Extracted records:

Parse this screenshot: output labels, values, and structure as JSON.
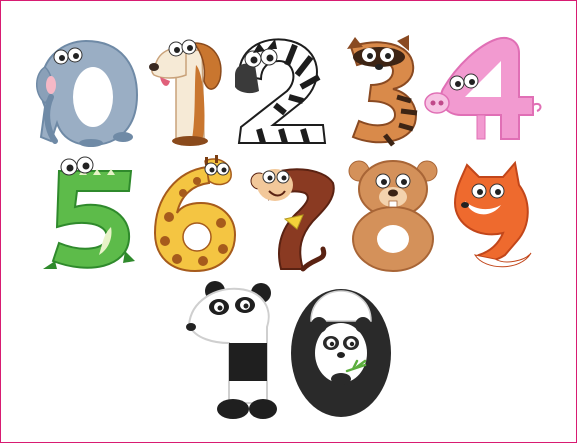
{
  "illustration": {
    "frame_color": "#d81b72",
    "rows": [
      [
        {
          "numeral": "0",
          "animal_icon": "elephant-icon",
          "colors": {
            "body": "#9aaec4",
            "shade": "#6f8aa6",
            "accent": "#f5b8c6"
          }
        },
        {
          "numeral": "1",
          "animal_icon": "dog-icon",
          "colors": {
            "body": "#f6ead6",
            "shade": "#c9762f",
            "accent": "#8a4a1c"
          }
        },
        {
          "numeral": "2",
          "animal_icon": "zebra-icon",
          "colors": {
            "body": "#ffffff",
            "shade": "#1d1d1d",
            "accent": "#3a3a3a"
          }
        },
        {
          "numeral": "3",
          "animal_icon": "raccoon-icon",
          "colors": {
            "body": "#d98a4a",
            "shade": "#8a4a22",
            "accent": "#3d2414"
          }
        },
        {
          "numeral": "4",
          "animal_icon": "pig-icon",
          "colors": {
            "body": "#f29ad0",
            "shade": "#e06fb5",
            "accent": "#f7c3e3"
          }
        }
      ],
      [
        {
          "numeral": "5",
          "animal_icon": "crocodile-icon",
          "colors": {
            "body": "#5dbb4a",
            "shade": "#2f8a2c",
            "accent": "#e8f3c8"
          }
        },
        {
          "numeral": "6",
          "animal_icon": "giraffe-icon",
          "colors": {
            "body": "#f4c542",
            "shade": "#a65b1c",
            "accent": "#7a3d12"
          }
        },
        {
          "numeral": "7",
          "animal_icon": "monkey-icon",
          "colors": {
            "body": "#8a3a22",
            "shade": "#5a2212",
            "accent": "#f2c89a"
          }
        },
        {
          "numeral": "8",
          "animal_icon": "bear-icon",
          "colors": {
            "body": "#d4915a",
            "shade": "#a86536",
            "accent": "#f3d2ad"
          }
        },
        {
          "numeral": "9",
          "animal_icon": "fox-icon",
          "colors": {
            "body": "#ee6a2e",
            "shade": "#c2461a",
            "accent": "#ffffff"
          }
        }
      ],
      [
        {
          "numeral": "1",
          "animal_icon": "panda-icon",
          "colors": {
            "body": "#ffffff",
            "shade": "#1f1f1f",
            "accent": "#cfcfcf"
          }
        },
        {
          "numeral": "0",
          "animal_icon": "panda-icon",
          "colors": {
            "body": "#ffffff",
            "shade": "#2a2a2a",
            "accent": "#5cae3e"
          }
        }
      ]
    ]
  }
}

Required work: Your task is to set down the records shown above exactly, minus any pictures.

Solution to the exercise:
Parse this screenshot: output labels, values, and structure as JSON.
{
  "illustration": {
    "frame_color": "#d81b72",
    "rows": [
      [
        {
          "numeral": "0",
          "animal_icon": "elephant-icon",
          "colors": {
            "body": "#9aaec4",
            "shade": "#6f8aa6",
            "accent": "#f5b8c6"
          }
        },
        {
          "numeral": "1",
          "animal_icon": "dog-icon",
          "colors": {
            "body": "#f6ead6",
            "shade": "#c9762f",
            "accent": "#8a4a1c"
          }
        },
        {
          "numeral": "2",
          "animal_icon": "zebra-icon",
          "colors": {
            "body": "#ffffff",
            "shade": "#1d1d1d",
            "accent": "#3a3a3a"
          }
        },
        {
          "numeral": "3",
          "animal_icon": "raccoon-icon",
          "colors": {
            "body": "#d98a4a",
            "shade": "#8a4a22",
            "accent": "#3d2414"
          }
        },
        {
          "numeral": "4",
          "animal_icon": "pig-icon",
          "colors": {
            "body": "#f29ad0",
            "shade": "#e06fb5",
            "accent": "#f7c3e3"
          }
        }
      ],
      [
        {
          "numeral": "5",
          "animal_icon": "crocodile-icon",
          "colors": {
            "body": "#5dbb4a",
            "shade": "#2f8a2c",
            "accent": "#e8f3c8"
          }
        },
        {
          "numeral": "6",
          "animal_icon": "giraffe-icon",
          "colors": {
            "body": "#f4c542",
            "shade": "#a65b1c",
            "accent": "#7a3d12"
          }
        },
        {
          "numeral": "7",
          "animal_icon": "monkey-icon",
          "colors": {
            "body": "#8a3a22",
            "shade": "#5a2212",
            "accent": "#f2c89a"
          }
        },
        {
          "numeral": "8",
          "animal_icon": "bear-icon",
          "colors": {
            "body": "#d4915a",
            "shade": "#a86536",
            "accent": "#f3d2ad"
          }
        },
        {
          "numeral": "9",
          "animal_icon": "fox-icon",
          "colors": {
            "body": "#ee6a2e",
            "shade": "#c2461a",
            "accent": "#ffffff"
          }
        }
      ],
      [
        {
          "numeral": "1",
          "animal_icon": "panda-icon",
          "colors": {
            "body": "#ffffff",
            "shade": "#1f1f1f",
            "accent": "#cfcfcf"
          }
        },
        {
          "numeral": "0",
          "animal_icon": "panda-icon",
          "colors": {
            "body": "#ffffff",
            "shade": "#2a2a2a",
            "accent": "#5cae3e"
          }
        }
      ]
    ]
  }
}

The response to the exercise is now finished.